White House proclamation honors anniversary of St. Thomas Becket’s martyrdom
WASHINGTON (CNS) — The White House issued a proclamation honoring the 850th anniversary of the martyrdom of St. Thomas Becket Dec. 29 and inviting “the people of the United States to observe the day in schools and churches and customary places of meeting with appropriate ceremonies.”
The proclamation, signed by President Donald Trump Dec. 28, described Becket as “a statesman, a scholar, a chancellor, a priest, an archbishop and a lion of religious liberty.”
A London-born clerk to Archbishop Theobald of Canterbury, St. Thomas studied canon law abroad and was ordained a deacon. His support of Henry II’s claim to England’s throne led to his appointment as royal chancellor.
But he and the king clashed over many issues, notably the jurisdiction of ecclesiastical courts.
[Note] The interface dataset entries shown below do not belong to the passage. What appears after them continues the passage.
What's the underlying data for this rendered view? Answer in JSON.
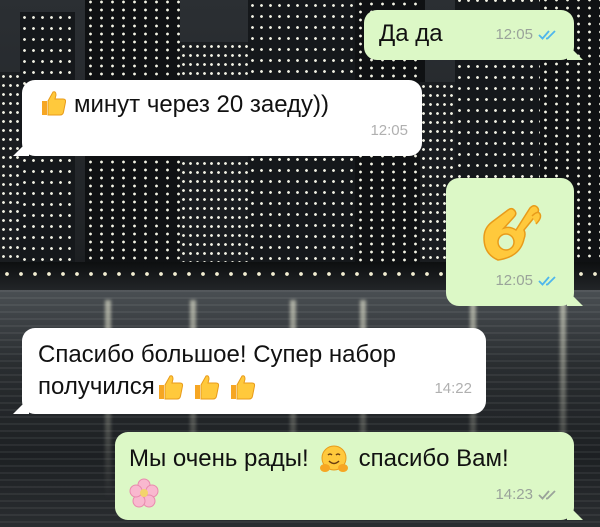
{
  "messages": [
    {
      "direction": "outgoing",
      "text": "Да да",
      "time": "12:05",
      "read": true
    },
    {
      "direction": "incoming",
      "text": "минут через 20 заеду))",
      "time": "12:05",
      "leading_emoji": "thumbs-up"
    },
    {
      "direction": "outgoing",
      "emoji": "ok-hand",
      "time": "12:05",
      "read": true
    },
    {
      "direction": "incoming",
      "text_line1": "Спасибо большое! Супер набор",
      "text_line2": "получился",
      "trailing_emoji": [
        "thumbs-up",
        "thumbs-up",
        "thumbs-up"
      ],
      "time": "14:22"
    },
    {
      "direction": "outgoing",
      "text_part1": "Мы очень рады!",
      "text_part2": "спасибо Вам!",
      "inline_emoji": "hugging-face",
      "second_line_emoji": "cherry-blossom",
      "time": "14:23",
      "read": false
    }
  ],
  "colors": {
    "incoming_bubble": "#ffffff",
    "outgoing_bubble": "#dcf8c6",
    "read_ticks": "#4fb6ec",
    "delivered_ticks": "#9aa39a"
  }
}
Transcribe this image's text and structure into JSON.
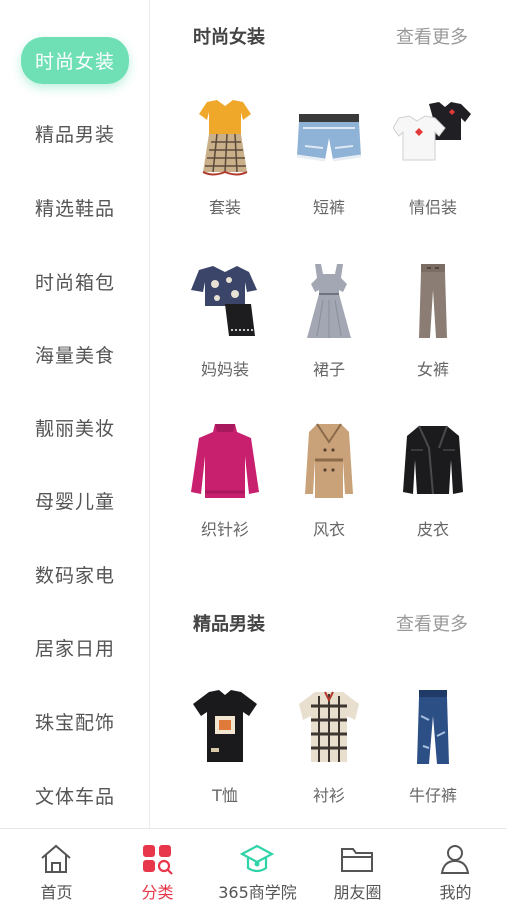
{
  "sidebar": {
    "items": [
      {
        "label": "时尚女装",
        "active": true
      },
      {
        "label": "精品男装"
      },
      {
        "label": "精选鞋品"
      },
      {
        "label": "时尚箱包"
      },
      {
        "label": "海量美食"
      },
      {
        "label": "靓丽美妆"
      },
      {
        "label": "母婴儿童"
      },
      {
        "label": "数码家电"
      },
      {
        "label": "居家日用"
      },
      {
        "label": "珠宝配饰"
      },
      {
        "label": "文体车品"
      }
    ],
    "active_color": "#6fe0b6"
  },
  "sections": [
    {
      "title": "时尚女装",
      "more": "查看更多",
      "products": [
        {
          "label": "套装",
          "icon": "outfit-set-icon"
        },
        {
          "label": "短裤",
          "icon": "denim-shorts-icon"
        },
        {
          "label": "情侣装",
          "icon": "couple-tshirts-icon"
        },
        {
          "label": "妈妈装",
          "icon": "mom-outfit-icon"
        },
        {
          "label": "裙子",
          "icon": "dress-icon"
        },
        {
          "label": "女裤",
          "icon": "trousers-icon"
        },
        {
          "label": "织针衫",
          "icon": "sweater-icon"
        },
        {
          "label": "风衣",
          "icon": "trench-coat-icon"
        },
        {
          "label": "皮衣",
          "icon": "leather-jacket-icon"
        }
      ]
    },
    {
      "title": "精品男装",
      "more": "查看更多",
      "products": [
        {
          "label": "T恤",
          "icon": "tshirt-icon"
        },
        {
          "label": "衬衫",
          "icon": "plaid-shirt-icon"
        },
        {
          "label": "牛仔裤",
          "icon": "jeans-icon"
        }
      ]
    }
  ],
  "tabbar": {
    "items": [
      {
        "label": "首页",
        "icon": "home-icon"
      },
      {
        "label": "分类",
        "icon": "category-icon",
        "active": true
      },
      {
        "label": "365商学院",
        "icon": "graduation-cap-icon"
      },
      {
        "label": "朋友圈",
        "icon": "folder-icon"
      },
      {
        "label": "我的",
        "icon": "user-icon"
      }
    ],
    "active_color": "#e8374b",
    "academy_color": "#2fd3a8"
  }
}
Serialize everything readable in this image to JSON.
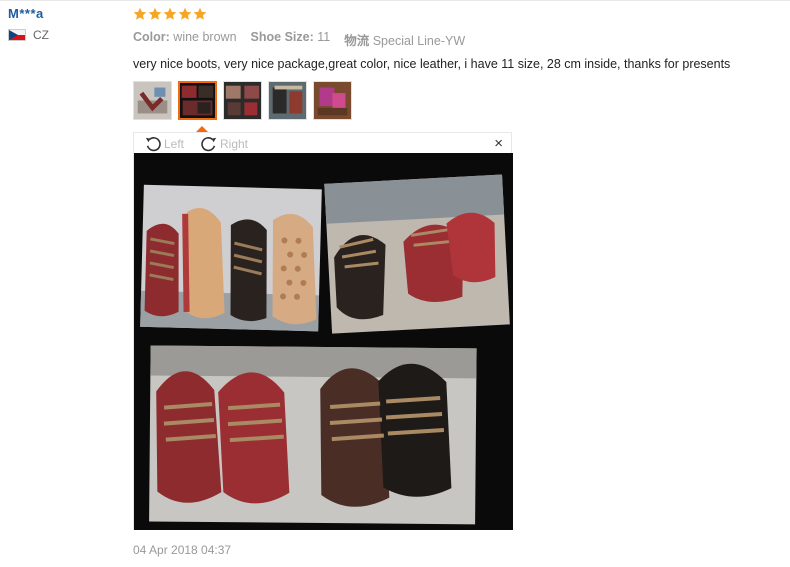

Becket fled to France for six years; soon after his return, Henry’s wish to be rid of this troublesome prelate led to Thomas’ murder by four knights.
The White House proclamation described this martyrdom as “an event that changed the course of history” and which “eventually brought about numerous constitutional limitations on the power of the state over the church across the West.”
It also said Becket’s death “serves as a powerful and timeless reminder to every American that our freedom from religious persecution is not a mere luxury or accident of history, but rather an essential element of our liberty.”
It urged Americans to “celebrate and revere” the saint’s courageous stand for religious liberty and to reaffirm efforts to end religious persecution worldwide.
The White House acknowledged religious believers everywhere who suffer persecution for their faith, particularly Cardinal Joseph Zen of Hong Kong and Pastor Wang Yi of Chengdu, China, describing them as “tireless witnesses to hope.”
“To honor Thomas Becket’s memory, the crimes against people of faith must stop, prisoners of conscience must be released, laws restricting freedom of religion and belief must be repealed and the vulnerable, the defenseless and the oppressed must be protected,” the proclamation said, adding that the “tyranny and murder that shocked the conscience of the Middle Ages must never be allowed to happen again. “